“What Obama proposes is a ‘post-material economy.’ He would de-emphasize the production of ever-more private goods and services, harnessing the economy to achieve broad social goals. In the process, he sets aside the standard logic of economic progress.
Since the dawn of the Industrial Age, this has been simple: produce more with less. (‘Productivity,’ in economic jargon.) Mass markets developed for clothes, cars, computers and much more because declining costs expanded production. Living standards rose. By contrast, the logic of the ‘post-material economy’ is just the opposite: Spend more and get less.
Consider global warming. The centerpiece of Obama’s agenda is a ‘cap-and-trade’ program. This would be, in effect, a tax on fossil fuels (oil, coal, natural gas). The idea is to raise their prices so that households and businesses use less or switch to costlier ‘alternative’ energy sources such as solar. In general, we would spend more on energy and get less of it.
The story for health care is similar, though the cause is different…” —Robert Samuelson
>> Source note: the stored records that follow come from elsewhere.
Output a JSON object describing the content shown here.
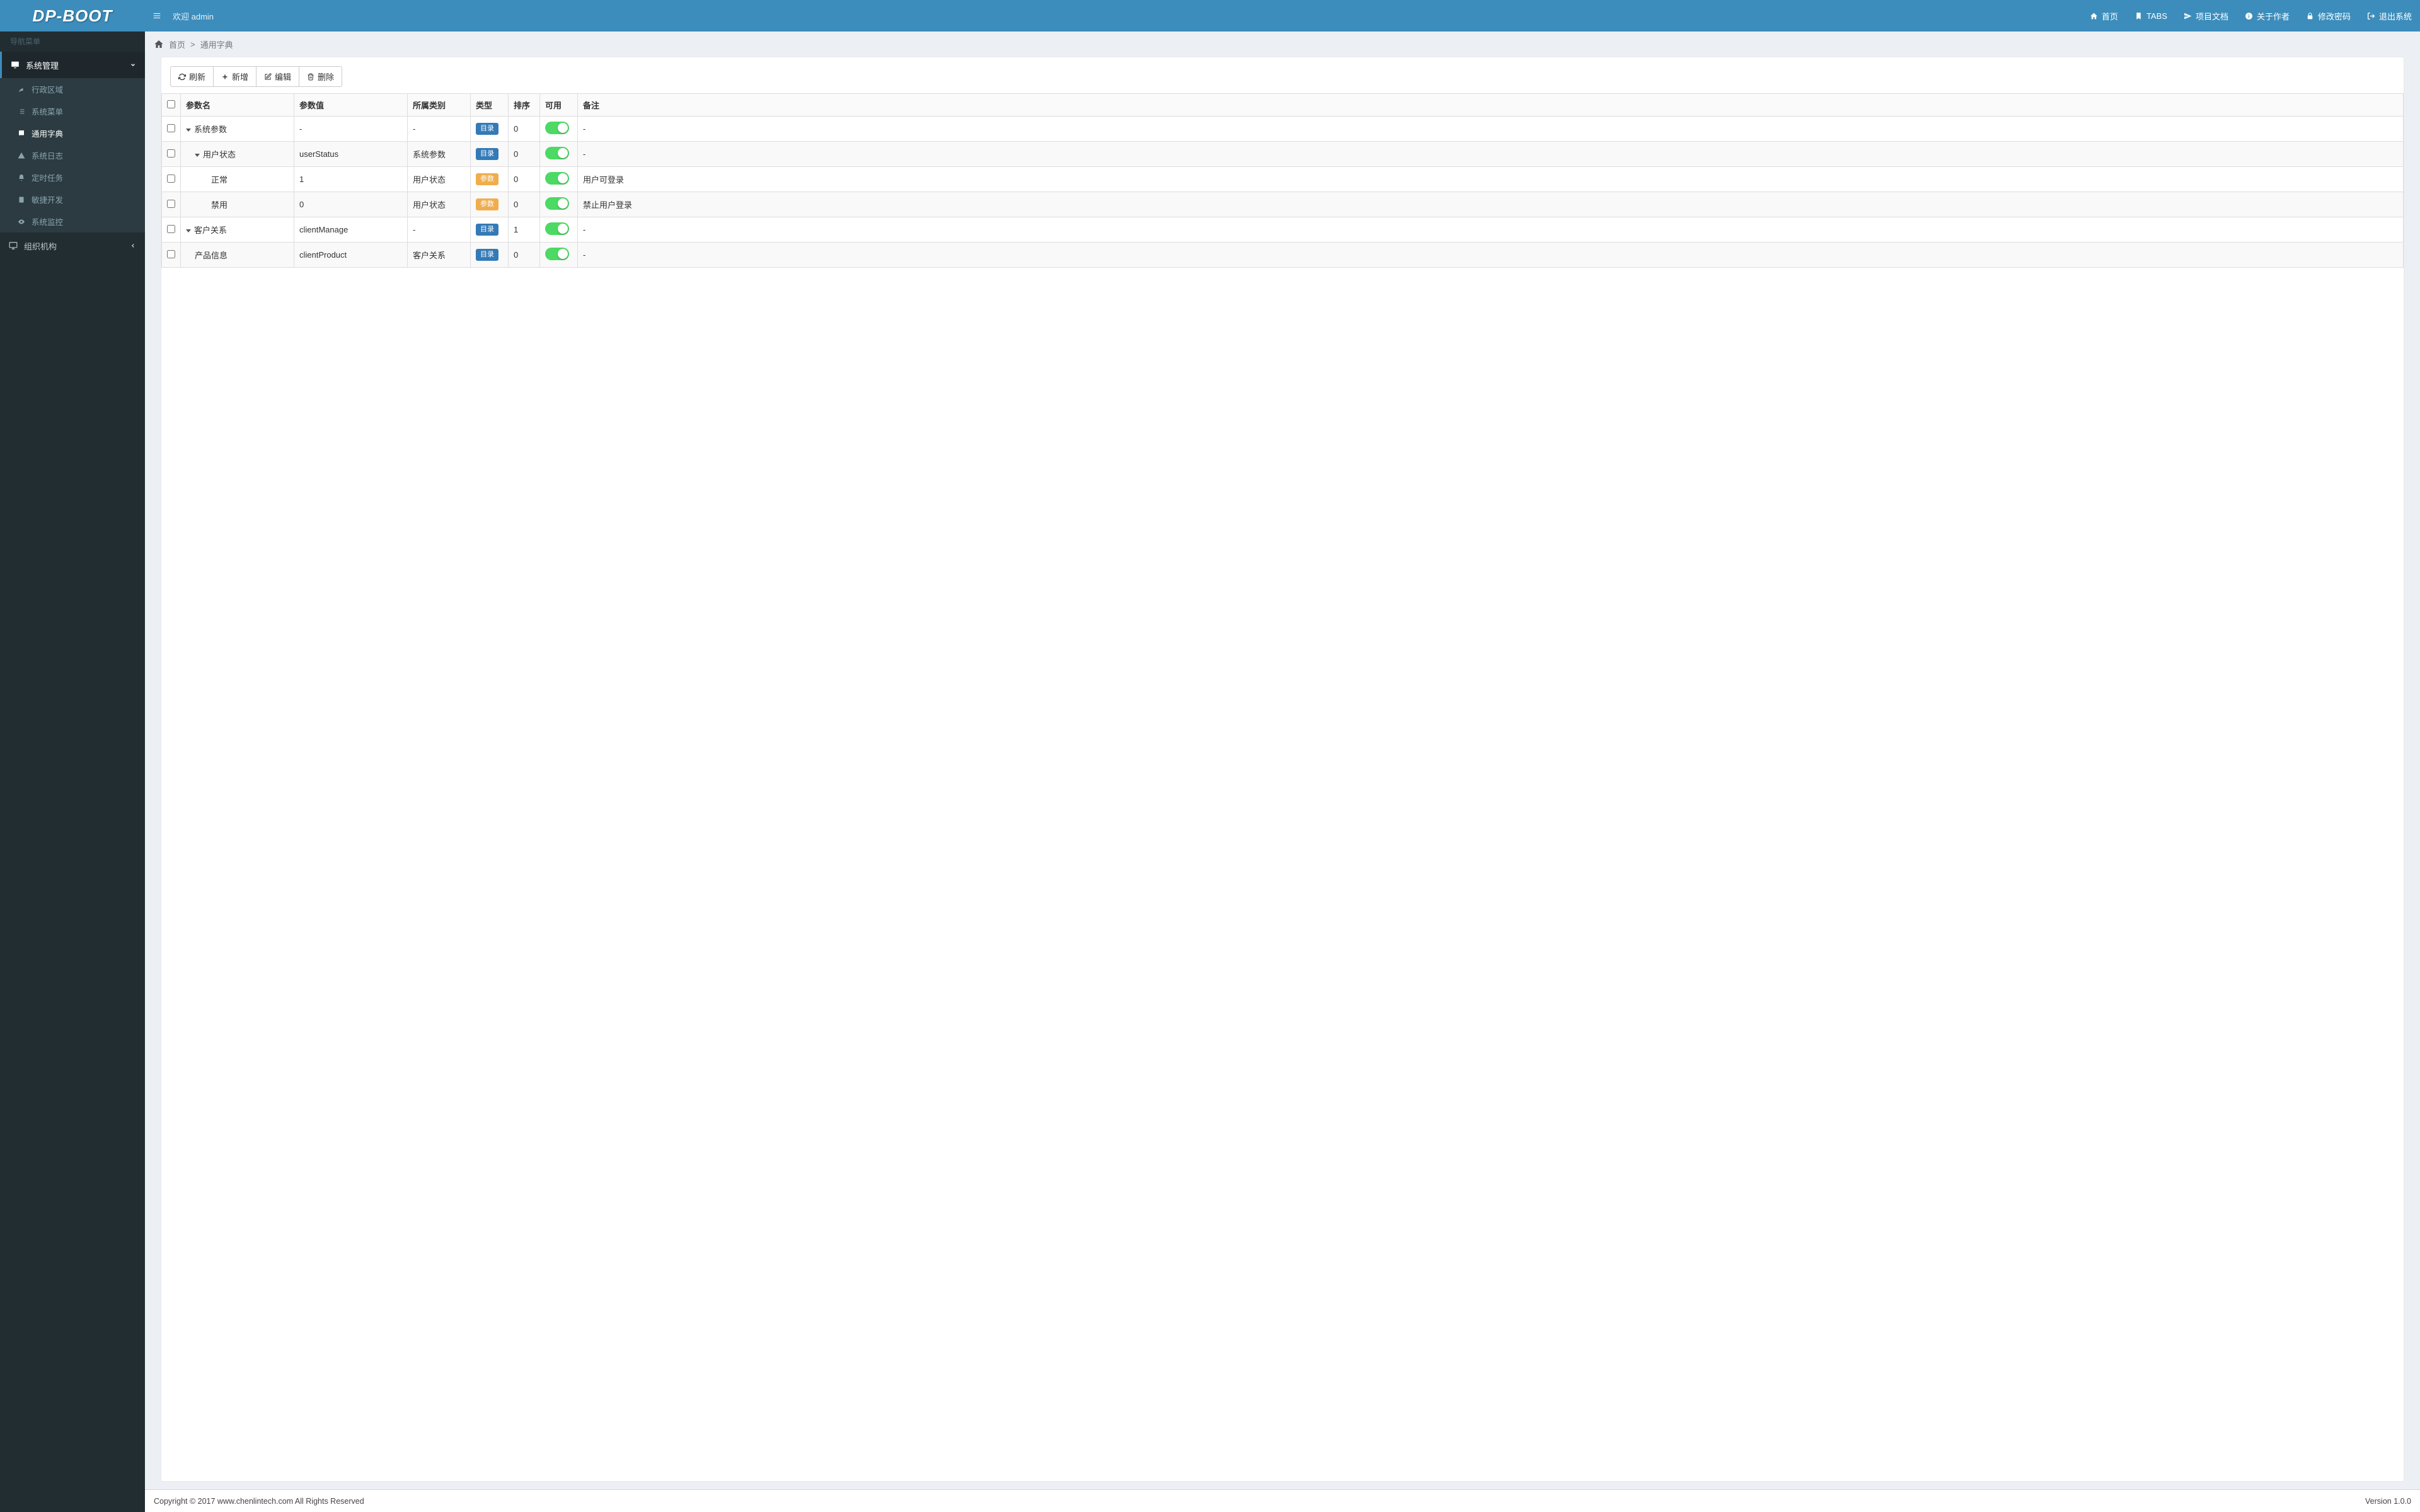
{
  "brand": "DP-BOOT",
  "header": {
    "welcome": "欢迎 admin",
    "nav": {
      "home": "首页",
      "tabs": "TABS",
      "docs": "项目文档",
      "about": "关于作者",
      "password": "修改密码",
      "logout": "退出系统"
    }
  },
  "sidebar": {
    "title": "导航菜单",
    "sys_manage": "系统管理",
    "items": [
      {
        "label": "行政区域"
      },
      {
        "label": "系统菜单"
      },
      {
        "label": "通用字典"
      },
      {
        "label": "系统日志"
      },
      {
        "label": "定时任务"
      },
      {
        "label": "敏捷开发"
      },
      {
        "label": "系统监控"
      }
    ],
    "org": "组织机构"
  },
  "breadcrumb": {
    "home": "首页",
    "sep": ">",
    "current": "通用字典"
  },
  "toolbar": {
    "refresh": "刷新",
    "add": "新增",
    "edit": "编辑",
    "delete": "删除"
  },
  "table": {
    "headers": {
      "name": "参数名",
      "value": "参数值",
      "category": "所属类别",
      "type": "类型",
      "sort": "排序",
      "enable": "可用",
      "remark": "备注"
    },
    "type_dir": "目录",
    "type_param": "参数",
    "rows": [
      {
        "indent": 0,
        "toggle": true,
        "name": "系统参数",
        "value": "-",
        "category": "-",
        "type": "dir",
        "sort": "0",
        "enable": true,
        "remark": "-"
      },
      {
        "indent": 1,
        "toggle": true,
        "name": "用户状态",
        "value": "userStatus",
        "category": "系统参数",
        "type": "dir",
        "sort": "0",
        "enable": true,
        "remark": "-"
      },
      {
        "indent": 2,
        "toggle": false,
        "name": "正常",
        "value": "1",
        "category": "用户状态",
        "type": "param",
        "sort": "0",
        "enable": true,
        "remark": "用户可登录"
      },
      {
        "indent": 2,
        "toggle": false,
        "name": "禁用",
        "value": "0",
        "category": "用户状态",
        "type": "param",
        "sort": "0",
        "enable": true,
        "remark": "禁止用户登录"
      },
      {
        "indent": 0,
        "toggle": true,
        "name": "客户关系",
        "value": "clientManage",
        "category": "-",
        "type": "dir",
        "sort": "1",
        "enable": true,
        "remark": "-"
      },
      {
        "indent": 1,
        "toggle": false,
        "name": "产品信息",
        "value": "clientProduct",
        "category": "客户关系",
        "type": "dir",
        "sort": "0",
        "enable": true,
        "remark": "-"
      }
    ]
  },
  "footer": {
    "copyright": "Copyright © 2017 www.chenlintech.com All Rights Reserved",
    "version": "Version 1.0.0"
  }
}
“A normal Hulk story is Bruce Banner trying to escape society with the tattered remains of his purple pants, then tripping into traffic or getting stepped on by a robo-suit until he turns into the Hulk. Once you see how accident-prone he is, it’s easy to see why he spends so much time as the Hulk. Whenever Bruce Banner bites into a burrito, it’s only after someone misplaced their swarm of poisonous ants wrapped in a tortilla. If Bruce Banner uses a vending machine, it is Vendor, awoken at last from His ancient slumber.” — Seanbaby